Data to examine →
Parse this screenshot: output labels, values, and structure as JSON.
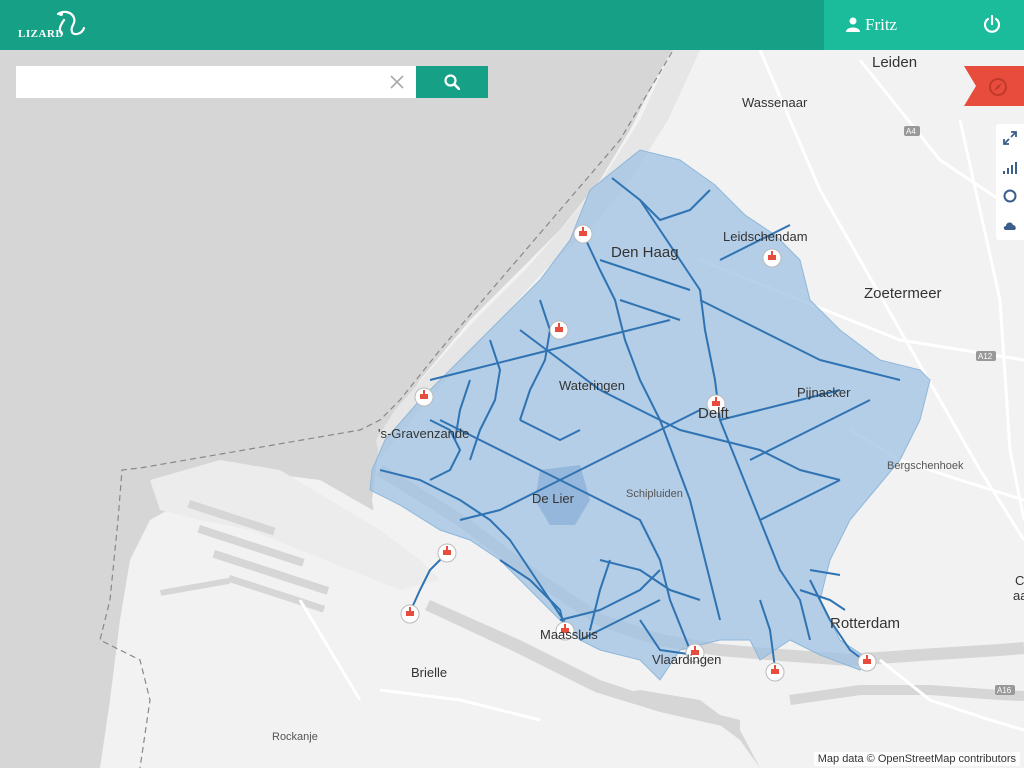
{
  "app": {
    "logo_text": "LIZARD"
  },
  "header": {
    "user_name": "Fritz"
  },
  "search": {
    "placeholder": "",
    "value": ""
  },
  "map": {
    "attribution": "Map data © OpenStreetMap contributors",
    "labels": {
      "leiden": "Leiden",
      "wassenaar": "Wassenaar",
      "den_haag": "Den Haag",
      "leidschendam": "Leidschendam",
      "zoetermeer": "Zoetermeer",
      "wateringen": "Wateringen",
      "delft": "Delft",
      "pijnacker": "Pijnacker",
      "gravenzande": "'s-Gravenzande",
      "bergschenhoek": "Bergschenhoek",
      "de_lier": "De Lier",
      "schipluiden": "Schipluiden",
      "rotterdam": "Rotterdam",
      "maassluis": "Maassluis",
      "vlaardingen": "Vlaardingen",
      "brielle": "Brielle",
      "rockanje": "Rockanje",
      "capelle_partial": "C",
      "capelle_partial2": "aa",
      "road_a4": "A4",
      "road_a12": "A12",
      "road_a16": "A16"
    },
    "colors": {
      "sea": "#d6d6d6",
      "land": "#f2f2f2",
      "area": "#9ec2e2",
      "network": "#2f73b3",
      "accent": "#16a085",
      "marker": "#e74c3c"
    }
  },
  "icons": {
    "logo": "lizard-logo-icon",
    "user": "user-icon",
    "power": "power-icon",
    "clear": "close-icon",
    "search": "search-icon",
    "compass": "compass-icon",
    "fullscreen": "expand-icon",
    "signal": "signal-bars-icon",
    "circle": "circle-icon",
    "cloud": "cloud-icon",
    "station": "pumping-station-icon"
  }
}
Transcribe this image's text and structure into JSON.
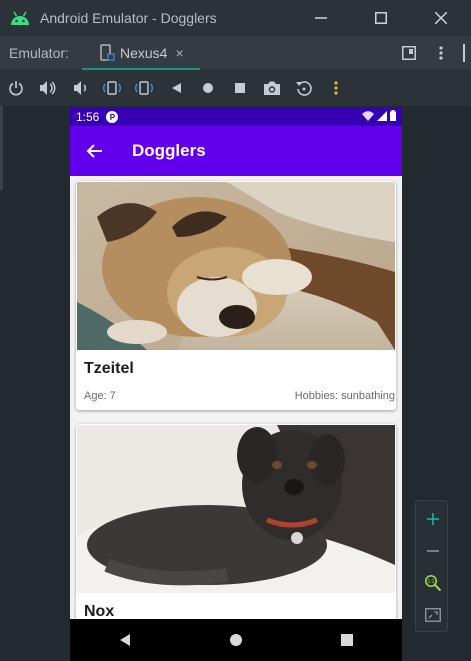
{
  "window": {
    "title": "Android Emulator - Dogglers",
    "minimize_icon": "minimize-icon",
    "maximize_icon": "maximize-icon",
    "close_icon": "close-icon"
  },
  "tabbar": {
    "label": "Emulator:",
    "tab_label": "Nexus4",
    "tab_close": "×"
  },
  "toolbar": {
    "tools": [
      "power-icon",
      "volume-up-icon",
      "volume-down-icon",
      "rotate-left-icon",
      "rotate-right-icon",
      "back-icon",
      "home-icon",
      "overview-icon",
      "camera-icon",
      "replay-icon",
      "more-icon"
    ]
  },
  "phone": {
    "status": {
      "time": "1:56",
      "notif": "P"
    },
    "appbar": {
      "title": "Dogglers"
    },
    "dogs": [
      {
        "name": "Tzeitel",
        "age": "Age: 7",
        "hobbies": "Hobbies: sunbathing"
      },
      {
        "name": "Nox",
        "age": "",
        "hobbies": ""
      }
    ]
  },
  "colors": {
    "primary": "#6200ee",
    "primary_dark": "#3700b3",
    "accent_teal": "#1e8f89",
    "zoom_accent": "#19b5a8",
    "zoom_green": "#9fd63b"
  }
}
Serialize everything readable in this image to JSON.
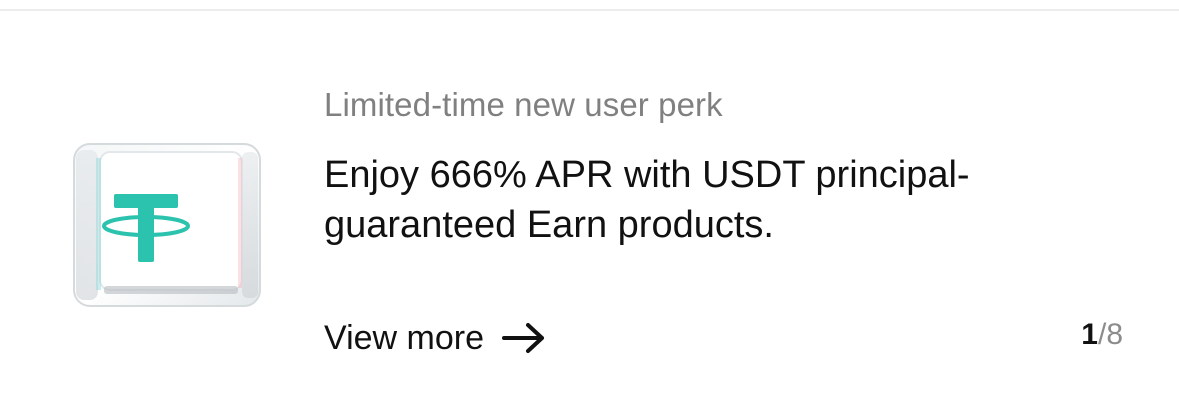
{
  "promo": {
    "subtitle": "Limited-time new user perk",
    "headline_line1": "Enjoy 666% APR with USDT principal-",
    "headline_line2": "guaranteed Earn products.",
    "view_more_label": "View more",
    "image_icon": "tether-usdt-cube-icon",
    "arrow_icon": "arrow-right-icon"
  },
  "pager": {
    "current": "1",
    "separator": "/",
    "total": "8"
  },
  "colors": {
    "tether_green": "#2bc2ae",
    "text_primary": "#111111",
    "text_secondary": "#808080"
  }
}
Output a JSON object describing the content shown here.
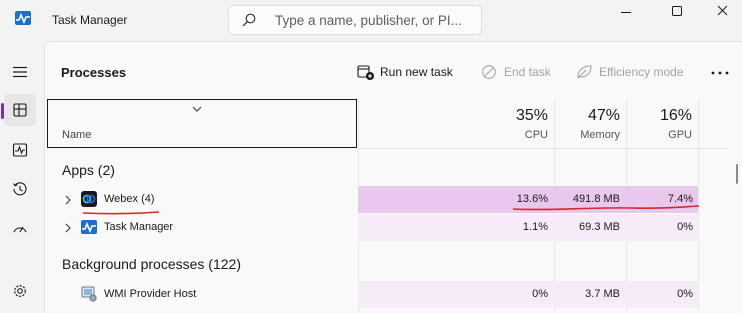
{
  "window": {
    "title": "Task Manager",
    "search_placeholder": "Type a name, publisher, or PI..."
  },
  "nav": {
    "items": [
      "hamburger-menu",
      "processes",
      "performance",
      "app-history",
      "startup-apps",
      "settings"
    ]
  },
  "toolbar": {
    "page_title": "Processes",
    "run_new_task": "Run new task",
    "end_task": "End task",
    "efficiency_mode": "Efficiency mode"
  },
  "columns": {
    "name": "Name",
    "cpu": {
      "pct": "35%",
      "label": "CPU"
    },
    "memory": {
      "pct": "47%",
      "label": "Memory"
    },
    "gpu": {
      "pct": "16%",
      "label": "GPU"
    }
  },
  "groups": {
    "apps": "Apps (2)",
    "background": "Background processes (122)"
  },
  "rows": [
    {
      "name": "Webex (4)",
      "cpu": "13.6%",
      "memory": "491.8 MB",
      "gpu": "7.4%"
    },
    {
      "name": "Task Manager",
      "cpu": "1.1%",
      "memory": "69.3 MB",
      "gpu": "0%"
    },
    {
      "name": "WMI Provider Host",
      "cpu": "0%",
      "memory": "3.7 MB",
      "gpu": "0%"
    }
  ],
  "colors": {
    "heat_high": "#e8c8ec",
    "heat_low": "#f6ecf8",
    "accent": "#7b2ea6",
    "annotation_red": "#d9262a"
  }
}
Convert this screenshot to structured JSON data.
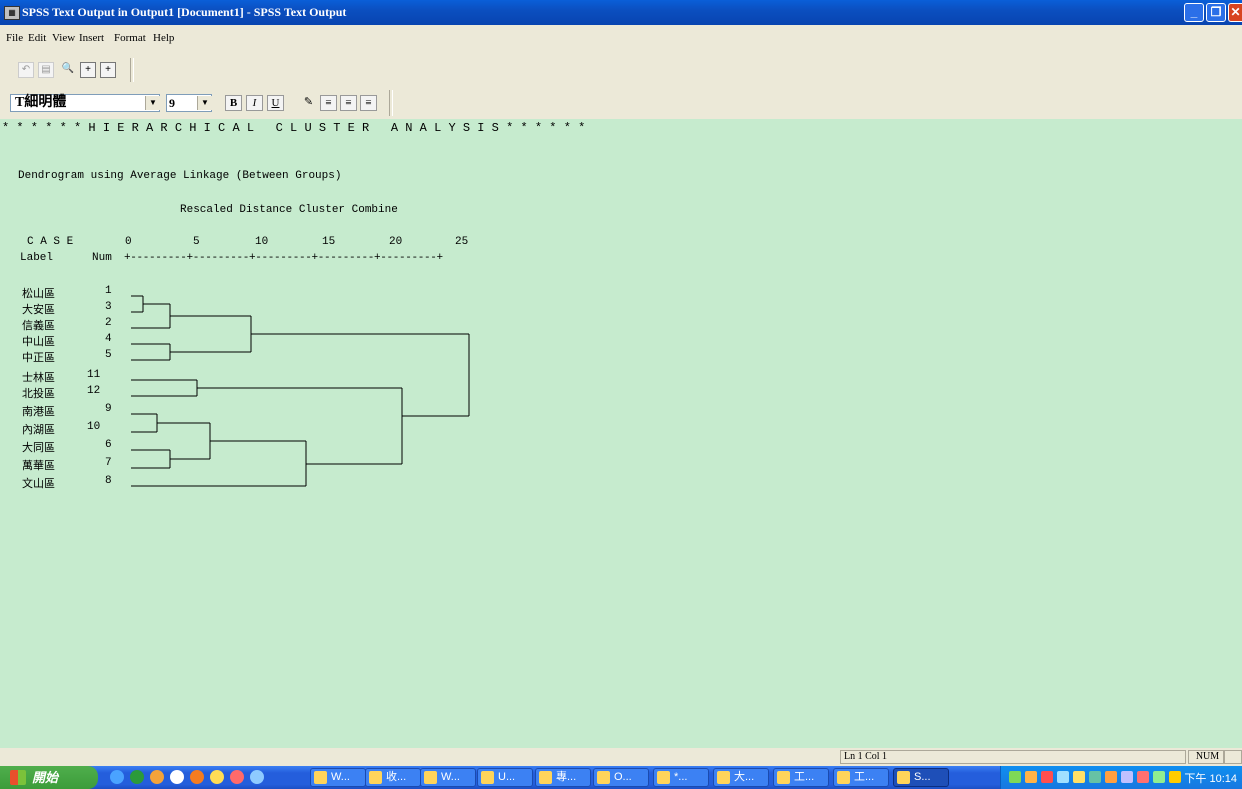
{
  "window": {
    "title": "SPSS Text Output in Output1 [Document1] - SPSS Text Output",
    "app_icon": "spss-icon",
    "controls": [
      "minimize",
      "restore",
      "close"
    ]
  },
  "menu": [
    "File",
    "Edit",
    "View",
    "Insert",
    "Format",
    "Help"
  ],
  "toolbar": {
    "icons": [
      "undo-icon",
      "text-icon",
      "find-icon",
      "insert-icon",
      "insert2-icon"
    ]
  },
  "format_toolbar": {
    "font_name": "T細明體",
    "font_size": "9",
    "buttons": [
      "B",
      "I",
      "U"
    ],
    "icons": [
      "color-icon",
      "align-left-icon",
      "align-center-icon",
      "align-right-icon"
    ]
  },
  "output": {
    "header": "* * * * * * H I E R A R C H I C A L   C L U S T E R   A N A L Y S I S * * * * * *",
    "method": "Dendrogram using Average Linkage (Between Groups)",
    "scale_title": "Rescaled Distance Cluster Combine",
    "case_label": "C A S E",
    "ticks": [
      "0",
      "5",
      "10",
      "15",
      "20",
      "25"
    ],
    "col_label": "Label",
    "col_num": "Num",
    "axis_line": "+---------+---------+---------+---------+---------+",
    "cases": [
      {
        "label": "松山區",
        "num": "1"
      },
      {
        "label": "大安區",
        "num": "3"
      },
      {
        "label": "信義區",
        "num": "2"
      },
      {
        "label": "中山區",
        "num": "4"
      },
      {
        "label": "中正區",
        "num": "5"
      },
      {
        "label": "士林區",
        "num": "11"
      },
      {
        "label": "北投區",
        "num": "12"
      },
      {
        "label": "南港區",
        "num": "9"
      },
      {
        "label": "內湖區",
        "num": "10"
      },
      {
        "label": "大同區",
        "num": "6"
      },
      {
        "label": "萬華區",
        "num": "7"
      },
      {
        "label": "文山區",
        "num": "8"
      }
    ]
  },
  "status": {
    "position": "Ln 1 Col 1",
    "num": "NUM"
  },
  "taskbar": {
    "start": "開始",
    "tasks": [
      "W...",
      "收...",
      "W...",
      "U...",
      "專...",
      "O...",
      "*...",
      "大...",
      "工...",
      "工...",
      "S..."
    ],
    "clock": "下午 10:14"
  }
}
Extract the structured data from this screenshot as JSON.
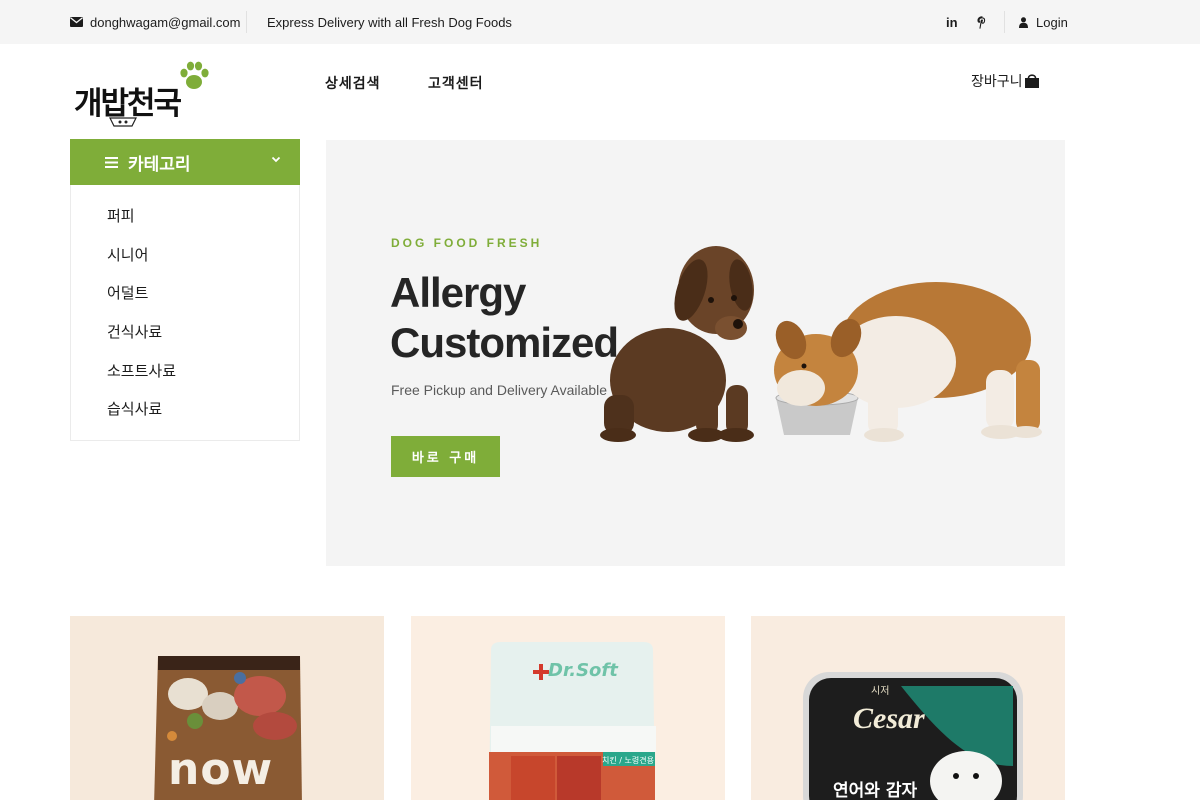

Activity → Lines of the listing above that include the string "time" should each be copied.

Your response →
      "time": "1:56",
    "subtitle": "Limited-time new user perk",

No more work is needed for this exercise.